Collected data
★ ★ ★ ★
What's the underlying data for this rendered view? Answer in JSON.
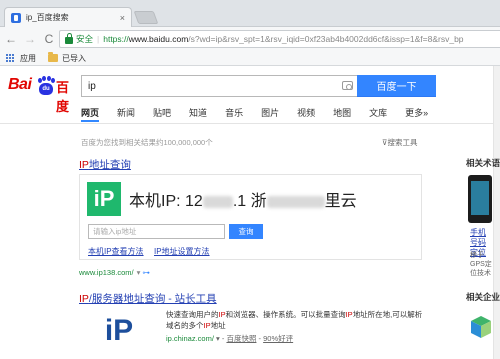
{
  "browser": {
    "tab_title": "ip_百度搜索",
    "tab_close": "×",
    "nav_back": "←",
    "nav_forward": "→",
    "nav_reload": "C",
    "secure_label": "安全",
    "separator": "|",
    "url_scheme": "https://",
    "url_host": "www.baidu.com",
    "url_rest": "/s?wd=ip&rsv_spt=1&rsv_iqid=0xf23ab4b4002dd6cf&issp=1&f=8&rsv_bp"
  },
  "bookmarks": {
    "apps_label": "应用",
    "folder_label": "已导入"
  },
  "header": {
    "logo_text_bai": "Bai",
    "logo_text_paw": "du",
    "logo_text_du": "百度",
    "query": "ip",
    "search_button": "百度一下"
  },
  "tabs": [
    "网页",
    "新闻",
    "贴吧",
    "知道",
    "音乐",
    "图片",
    "视频",
    "地图",
    "文库",
    "更多»"
  ],
  "results_info": {
    "count_text": "百度为您找到相关结果约100,000,000个",
    "tools_label": "搜索工具"
  },
  "result1": {
    "title_em": "IP",
    "title_rest": "地址查询",
    "logo_text": "iP",
    "ip_prefix": "本机IP: 12",
    "ip_mid": ".1  浙",
    "ip_end": "里云",
    "input_placeholder": "请输入ip地址",
    "query_button": "查询",
    "link_check": "本机IP查看方法",
    "link_set": "IP地址设置方法",
    "url": "www.ip138.com/",
    "arrow": "▾",
    "share": "⊶"
  },
  "result2": {
    "title_em1": "IP",
    "title_mid": "/服务器地址查询 - 站长工具",
    "thumb_text": "iP",
    "desc_a": "快速查询用户的",
    "desc_em1": "IP",
    "desc_b": "和浏览器、操作系统。可以批量查询",
    "desc_em2": "IP",
    "desc_c": "地址所在地,可以解析域名的多个",
    "desc_em3": "IP",
    "desc_d": "地址",
    "url_host": "ip.chinaz.com/",
    "url_sep": " ▾ - ",
    "snapshot": "百度快照",
    "dash": " - ",
    "rating": "90%好评"
  },
  "right": {
    "head1": "相关术语",
    "link": "手机号码定位",
    "sub": "移于GPS定位技术",
    "head2": "相关企业"
  }
}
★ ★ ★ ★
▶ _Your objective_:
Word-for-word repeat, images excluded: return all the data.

▶ _Solution to the exercise_:
What's the underlying data for this rendered view? Answer in JSON.
{
  "browser": {
    "tab_title": "ip_百度搜索",
    "tab_close": "×",
    "nav_back": "←",
    "nav_forward": "→",
    "nav_reload": "C",
    "secure_label": "安全",
    "separator": "|",
    "url_scheme": "https://",
    "url_host": "www.baidu.com",
    "url_rest": "/s?wd=ip&rsv_spt=1&rsv_iqid=0xf23ab4b4002dd6cf&issp=1&f=8&rsv_bp"
  },
  "bookmarks": {
    "apps_label": "应用",
    "folder_label": "已导入"
  },
  "header": {
    "logo_text_bai": "Bai",
    "logo_text_paw": "du",
    "logo_text_du": "百度",
    "query": "ip",
    "search_button": "百度一下"
  },
  "tabs": [
    "网页",
    "新闻",
    "贴吧",
    "知道",
    "音乐",
    "图片",
    "视频",
    "地图",
    "文库",
    "更多»"
  ],
  "results_info": {
    "count_text": "百度为您找到相关结果约100,000,000个",
    "tools_label": "搜索工具"
  },
  "result1": {
    "title_em": "IP",
    "title_rest": "地址查询",
    "logo_text": "iP",
    "ip_prefix": "本机IP: 12",
    "ip_mid": ".1  浙",
    "ip_end": "里云",
    "input_placeholder": "请输入ip地址",
    "query_button": "查询",
    "link_check": "本机IP查看方法",
    "link_set": "IP地址设置方法",
    "url": "www.ip138.com/",
    "arrow": "▾",
    "share": "⊶"
  },
  "result2": {
    "title_em1": "IP",
    "title_mid": "/服务器地址查询 - 站长工具",
    "thumb_text": "iP",
    "desc_a": "快速查询用户的",
    "desc_em1": "IP",
    "desc_b": "和浏览器、操作系统。可以批量查询",
    "desc_em2": "IP",
    "desc_c": "地址所在地,可以解析域名的多个",
    "desc_em3": "IP",
    "desc_d": "地址",
    "url_host": "ip.chinaz.com/",
    "url_sep": " ▾ - ",
    "snapshot": "百度快照",
    "dash": " - ",
    "rating": "90%好评"
  },
  "right": {
    "head1": "相关术语",
    "link": "手机号码定位",
    "sub": "移于GPS定位技术",
    "head2": "相关企业"
  }
}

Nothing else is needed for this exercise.